Carmina Lures You In
Date: Sun April 19, 2009 7:00pm
During a season otherwise filled with the iconic works of Beethoven, Mahler, and Handel, the San Francisco Symphony Chorus under the baton of Ragnar Bohlin will explore its eclectic side on April 19. The program features Carl Orff’s hugely popular work Carmina Burana, but will also introduce listeners to the work of Lars Johan Werle, Eric Whitacre, Joseph Rheinberger, and Veljo Tormis.
Audience favorite Carmina Burana, arranged for choir, two pianos, and percussion by Wilhelm Kilmayer, earned a Grammy for the San Francisco Symphony in 1993. This time, it will feature soloists Chester Pidduck, Brian Leerhuber, and Ji Young Yang (described by San Francisco Classical Voice as having a “bright and stunningly agile” voice), as well as the Lower School Choir of Berkeley’s Crowden School.
While Carmina Burana will lure audiences, the works of the four lesser-known composers will be arguably more interesting. Joseph Rheinberger, born in Lichtenstein, wrote at the end of the 19th century, and is known primarily as an organist and composer of organ music. His Drei Geistliche Gesänge brings to mind the motets of Rheinberger’s contemporary Anton Bruckner in their densely romantic style.
The selections by Eric Whitacre (I thank you, God) and Lars-Johan Werle (trees) are both settings of e.e. cummings poems. Werle uses short, percussive phrases reminiscent of the quirky poet. I Thank You, God, on the other hand, is tuneful and sweeping. The Symphony Chorus will surely make great use of Whitacre’s soaring phrases and gestures.

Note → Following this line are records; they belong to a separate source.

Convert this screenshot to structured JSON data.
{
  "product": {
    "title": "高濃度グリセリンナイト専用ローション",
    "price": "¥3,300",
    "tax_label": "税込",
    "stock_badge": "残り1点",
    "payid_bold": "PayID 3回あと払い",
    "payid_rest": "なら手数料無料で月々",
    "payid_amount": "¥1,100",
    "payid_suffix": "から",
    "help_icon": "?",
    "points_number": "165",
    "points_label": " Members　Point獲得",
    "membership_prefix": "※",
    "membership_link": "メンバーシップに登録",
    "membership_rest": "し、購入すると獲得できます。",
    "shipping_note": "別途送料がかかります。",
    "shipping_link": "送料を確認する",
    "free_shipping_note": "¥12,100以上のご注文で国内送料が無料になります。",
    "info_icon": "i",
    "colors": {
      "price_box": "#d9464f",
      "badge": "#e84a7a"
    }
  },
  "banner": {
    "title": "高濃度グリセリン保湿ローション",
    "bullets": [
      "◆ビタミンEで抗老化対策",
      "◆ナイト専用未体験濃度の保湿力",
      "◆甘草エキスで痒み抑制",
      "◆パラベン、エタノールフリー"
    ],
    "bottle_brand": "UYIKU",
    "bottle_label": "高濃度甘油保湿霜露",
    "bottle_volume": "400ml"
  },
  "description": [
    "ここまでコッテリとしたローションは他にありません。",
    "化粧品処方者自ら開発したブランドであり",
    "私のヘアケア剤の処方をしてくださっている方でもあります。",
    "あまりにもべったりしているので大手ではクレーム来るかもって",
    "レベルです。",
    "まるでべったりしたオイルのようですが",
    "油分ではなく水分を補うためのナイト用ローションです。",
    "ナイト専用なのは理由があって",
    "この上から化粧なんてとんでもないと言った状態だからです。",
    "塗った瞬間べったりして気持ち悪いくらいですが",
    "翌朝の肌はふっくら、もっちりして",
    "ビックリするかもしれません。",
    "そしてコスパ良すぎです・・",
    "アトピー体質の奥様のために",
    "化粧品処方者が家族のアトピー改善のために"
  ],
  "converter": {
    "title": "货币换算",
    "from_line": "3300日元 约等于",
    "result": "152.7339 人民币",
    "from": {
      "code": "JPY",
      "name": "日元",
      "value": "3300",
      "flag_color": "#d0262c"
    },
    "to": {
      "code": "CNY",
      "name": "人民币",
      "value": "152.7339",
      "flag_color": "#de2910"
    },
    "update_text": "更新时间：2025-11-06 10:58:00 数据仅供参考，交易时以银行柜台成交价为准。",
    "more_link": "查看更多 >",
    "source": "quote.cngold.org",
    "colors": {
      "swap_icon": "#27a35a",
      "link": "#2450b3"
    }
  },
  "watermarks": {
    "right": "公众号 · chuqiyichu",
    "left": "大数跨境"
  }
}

Known for his large-scale choral works, Veljo Tormis often draws inspiration from Estonian folk traditions. Rather than simply setting folk tunes for chorus, however, the inspiration is more likely to come from a small phrase or gesture in a song, or even a textual reference. His extended 1972 work A Curse Upon Iron uses voices in a very orchestral manner, with speechlike phrases emerging from the thick texture. The work uses influences from shamanistic tradition to comment on what he called the “evil of war.”